Folate, vitamin B6, vitamin B12, and vitamin B2 intake, genetic polymorphisms of related enzymes, and risk of colorectal cancer in a hospital-based case-control study in Japan.Nutr Cancer. 2005; 53(1):42-50.NC

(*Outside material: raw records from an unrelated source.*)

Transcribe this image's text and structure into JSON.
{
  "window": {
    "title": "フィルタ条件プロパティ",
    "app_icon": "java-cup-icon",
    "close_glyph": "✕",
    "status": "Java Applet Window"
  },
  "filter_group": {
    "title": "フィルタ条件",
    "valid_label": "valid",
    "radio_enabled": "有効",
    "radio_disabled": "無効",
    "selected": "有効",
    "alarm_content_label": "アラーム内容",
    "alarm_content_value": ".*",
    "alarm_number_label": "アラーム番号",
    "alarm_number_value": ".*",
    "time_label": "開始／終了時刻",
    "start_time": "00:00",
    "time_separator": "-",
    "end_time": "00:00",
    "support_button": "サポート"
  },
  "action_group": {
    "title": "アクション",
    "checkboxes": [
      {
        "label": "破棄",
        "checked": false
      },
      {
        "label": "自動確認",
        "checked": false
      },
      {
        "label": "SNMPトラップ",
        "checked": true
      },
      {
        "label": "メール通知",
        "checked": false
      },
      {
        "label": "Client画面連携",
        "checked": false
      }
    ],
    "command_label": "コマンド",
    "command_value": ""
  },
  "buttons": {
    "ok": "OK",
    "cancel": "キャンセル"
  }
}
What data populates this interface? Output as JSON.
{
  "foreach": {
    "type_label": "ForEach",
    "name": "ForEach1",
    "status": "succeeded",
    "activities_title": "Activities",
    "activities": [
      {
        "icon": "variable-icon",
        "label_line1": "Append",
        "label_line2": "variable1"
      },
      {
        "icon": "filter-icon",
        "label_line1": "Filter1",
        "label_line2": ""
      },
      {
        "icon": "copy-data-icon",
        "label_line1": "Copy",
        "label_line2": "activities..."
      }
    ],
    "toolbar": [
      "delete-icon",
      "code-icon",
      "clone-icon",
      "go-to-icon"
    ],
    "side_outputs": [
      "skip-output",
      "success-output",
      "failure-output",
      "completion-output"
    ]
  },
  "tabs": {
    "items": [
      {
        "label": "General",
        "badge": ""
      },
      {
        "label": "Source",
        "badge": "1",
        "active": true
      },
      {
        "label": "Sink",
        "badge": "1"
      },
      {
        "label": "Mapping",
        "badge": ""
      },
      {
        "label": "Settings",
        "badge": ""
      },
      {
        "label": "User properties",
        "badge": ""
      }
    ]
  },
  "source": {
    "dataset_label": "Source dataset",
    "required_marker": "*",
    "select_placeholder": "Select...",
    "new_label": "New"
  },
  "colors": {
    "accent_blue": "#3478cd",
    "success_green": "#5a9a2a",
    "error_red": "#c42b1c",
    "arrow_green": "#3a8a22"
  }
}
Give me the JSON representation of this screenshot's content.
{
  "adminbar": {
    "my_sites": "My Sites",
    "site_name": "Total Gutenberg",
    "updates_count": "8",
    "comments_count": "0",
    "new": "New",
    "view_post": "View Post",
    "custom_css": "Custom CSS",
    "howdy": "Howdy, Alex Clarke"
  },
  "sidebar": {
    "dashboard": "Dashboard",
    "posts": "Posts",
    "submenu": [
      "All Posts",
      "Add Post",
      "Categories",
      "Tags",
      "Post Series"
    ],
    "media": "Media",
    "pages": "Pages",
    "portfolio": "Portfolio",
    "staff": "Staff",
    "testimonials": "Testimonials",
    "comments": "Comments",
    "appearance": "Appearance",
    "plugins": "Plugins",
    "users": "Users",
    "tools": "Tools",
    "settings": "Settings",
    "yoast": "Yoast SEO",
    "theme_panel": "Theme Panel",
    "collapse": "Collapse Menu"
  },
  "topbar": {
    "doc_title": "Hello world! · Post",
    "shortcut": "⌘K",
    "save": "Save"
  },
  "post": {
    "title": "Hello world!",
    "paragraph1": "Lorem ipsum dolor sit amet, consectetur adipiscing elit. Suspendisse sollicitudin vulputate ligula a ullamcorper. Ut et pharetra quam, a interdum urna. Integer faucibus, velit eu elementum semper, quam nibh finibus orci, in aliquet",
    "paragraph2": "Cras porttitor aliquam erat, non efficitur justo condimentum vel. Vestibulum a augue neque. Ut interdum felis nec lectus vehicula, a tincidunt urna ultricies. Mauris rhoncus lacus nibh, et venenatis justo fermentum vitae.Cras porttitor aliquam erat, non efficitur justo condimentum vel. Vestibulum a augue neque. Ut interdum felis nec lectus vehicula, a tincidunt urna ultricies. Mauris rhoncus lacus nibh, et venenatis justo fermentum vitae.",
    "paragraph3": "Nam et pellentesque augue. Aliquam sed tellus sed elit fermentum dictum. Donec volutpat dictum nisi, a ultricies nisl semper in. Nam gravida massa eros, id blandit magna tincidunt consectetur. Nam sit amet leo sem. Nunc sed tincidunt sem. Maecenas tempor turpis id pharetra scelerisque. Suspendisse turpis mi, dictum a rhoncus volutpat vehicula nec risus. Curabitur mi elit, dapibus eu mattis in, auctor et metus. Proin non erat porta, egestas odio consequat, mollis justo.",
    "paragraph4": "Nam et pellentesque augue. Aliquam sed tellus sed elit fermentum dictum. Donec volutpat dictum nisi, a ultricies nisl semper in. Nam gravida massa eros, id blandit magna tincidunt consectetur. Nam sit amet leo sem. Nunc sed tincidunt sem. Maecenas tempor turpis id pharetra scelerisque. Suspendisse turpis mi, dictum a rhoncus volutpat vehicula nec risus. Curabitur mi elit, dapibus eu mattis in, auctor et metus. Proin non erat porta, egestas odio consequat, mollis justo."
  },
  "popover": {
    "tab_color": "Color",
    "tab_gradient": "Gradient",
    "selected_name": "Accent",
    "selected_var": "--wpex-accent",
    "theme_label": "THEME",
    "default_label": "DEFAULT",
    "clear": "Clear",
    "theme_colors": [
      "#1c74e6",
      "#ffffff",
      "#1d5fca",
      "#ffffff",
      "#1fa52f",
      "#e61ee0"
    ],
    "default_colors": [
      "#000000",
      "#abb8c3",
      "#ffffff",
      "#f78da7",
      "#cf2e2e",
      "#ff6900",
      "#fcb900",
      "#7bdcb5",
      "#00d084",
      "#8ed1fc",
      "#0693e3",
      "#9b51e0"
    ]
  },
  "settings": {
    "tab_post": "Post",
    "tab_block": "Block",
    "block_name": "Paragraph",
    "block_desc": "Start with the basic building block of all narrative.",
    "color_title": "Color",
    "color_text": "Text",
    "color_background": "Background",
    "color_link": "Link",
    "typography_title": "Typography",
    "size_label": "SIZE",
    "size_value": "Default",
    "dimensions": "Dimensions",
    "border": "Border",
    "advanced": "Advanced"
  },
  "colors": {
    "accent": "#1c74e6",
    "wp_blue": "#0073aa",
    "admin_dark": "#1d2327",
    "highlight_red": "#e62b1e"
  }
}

We conducted a case-control study to investigate the association of nutrient intake involved in the one-carbon pathway of folate for DNA methylation and DNA synthesis and the related enzyme genetic polymorphisms with colorectal cancer. Cases were 107 patients newly diagnosed with colorectal cancer. Controls were 224 subjects matched with cases by sex, age, and residential area. Nutrient intake was assessed by a self-administered, semiquantitative food-frequency questionnaire. Four genetic polymorphisms-MTHFR C677T and A1298C, MTRR A66G, and ALDH2 Glu487Lys-were determined using blood samples. Odds ratios were calculated using conditional logistic regression analysis adjusted for smoking, alcohol consumption, body mass index, and dietary fiber intake. Although folate intake was inversely associated with colorectal cancer, this association was attenuated after further controlling for dietary fiber intake. Neither vitamin B6, vitamin B12, nor vitamin B2, nor any genetic polymorphism was significantly associated with colorectal cancer. MTRR polymorphism interacted with the association of folate (P for interaction = 0.04) or vitamin (P for interaction = 0.02) with colorectal cancer, although the other polymorphisms did not interact with any nutrient intake. In conclusion, the study did not support the existing hypothesis of gene-nutrient interaction in colorectal carcinogenesis.